(Beginning of Extracted entries)

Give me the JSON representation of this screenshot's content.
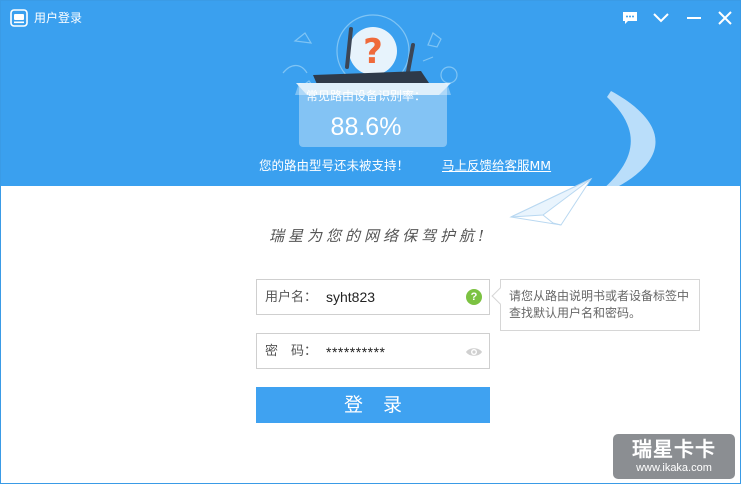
{
  "window": {
    "title": "用户登录",
    "accent_color": "#3aa0ef"
  },
  "titlebar_buttons": {
    "feedback": "chat-bubble-icon",
    "dropdown": "chevron-down-icon",
    "minimize": "minimize-icon",
    "close": "close-icon"
  },
  "header": {
    "recognition_label": "常见路由设备识别率：",
    "recognition_rate": "88.6%",
    "unsupported_text": "您的路由型号还未被支持！",
    "feedback_link": "马上反馈给客服MM"
  },
  "slogan": "瑞星为您的网络保驾护航!",
  "form": {
    "username": {
      "label": "用户名：",
      "value": "syht823"
    },
    "password": {
      "label": "密　码：",
      "value": "**********"
    },
    "tooltip": "请您从路由说明书或者设备标签中查找默认用户名和密码。",
    "login_button": "登录",
    "help_icon_glyph": "?"
  },
  "watermark": {
    "title": "瑞星卡卡",
    "url": "www.ikaka.com"
  }
}
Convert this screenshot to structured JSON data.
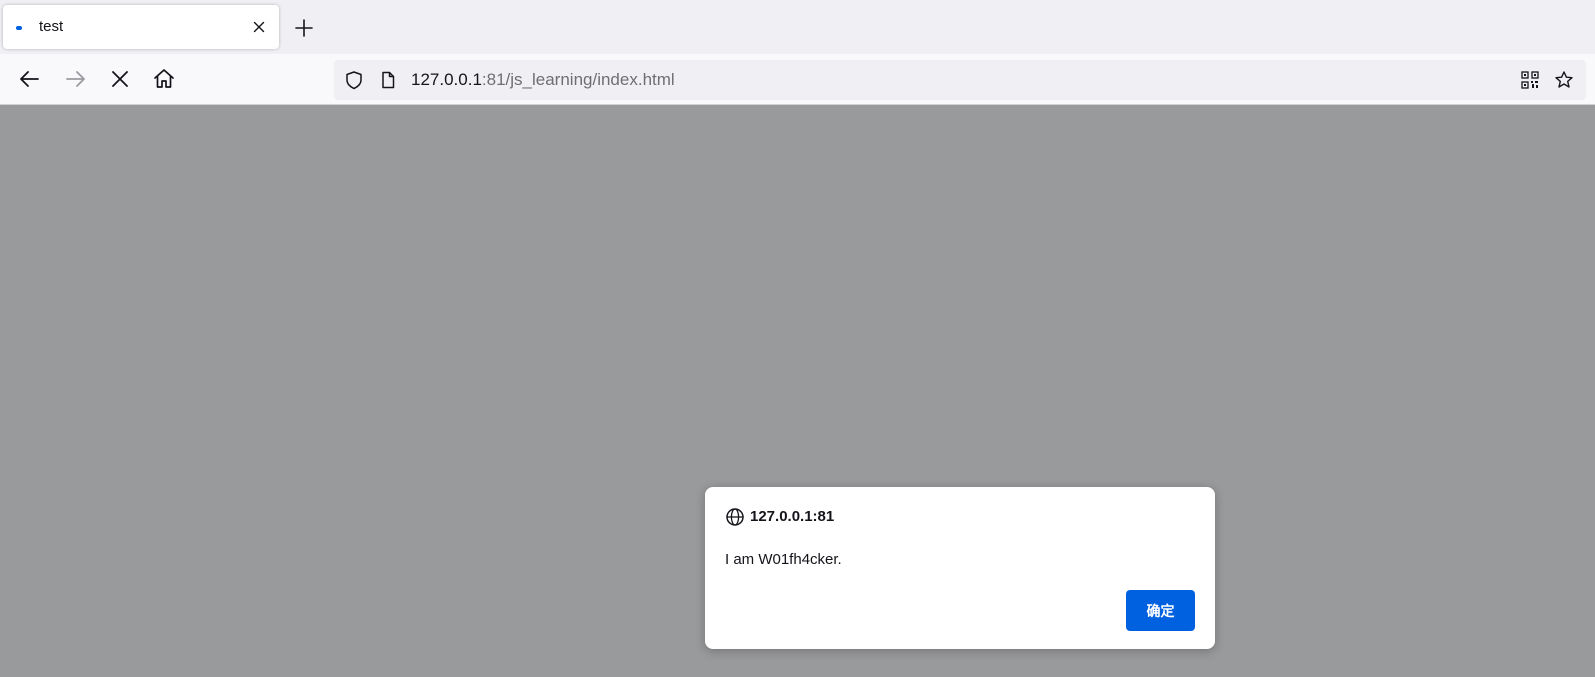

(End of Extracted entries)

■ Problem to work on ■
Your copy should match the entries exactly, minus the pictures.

■ Finished exercise ■
Give me the JSON representation of this screenshot's content.
{
  "window": {
    "title": "用户登录",
    "accent_color": "#3aa0ef"
  },
  "titlebar_buttons": {
    "feedback": "chat-bubble-icon",
    "dropdown": "chevron-down-icon",
    "minimize": "minimize-icon",
    "close": "close-icon"
  },
  "header": {
    "recognition_label": "常见路由设备识别率：",
    "recognition_rate": "88.6%",
    "unsupported_text": "您的路由型号还未被支持！",
    "feedback_link": "马上反馈给客服MM"
  },
  "slogan": "瑞星为您的网络保驾护航!",
  "form": {
    "username": {
      "label": "用户名：",
      "value": "syht823"
    },
    "password": {
      "label": "密　码：",
      "value": "**********"
    },
    "tooltip": "请您从路由说明书或者设备标签中查找默认用户名和密码。",
    "login_button": "登录",
    "help_icon_glyph": "?"
  },
  "watermark": {
    "title": "瑞星卡卡",
    "url": "www.ikaka.com"
  }
}
Convert this screenshot to structured JSON data.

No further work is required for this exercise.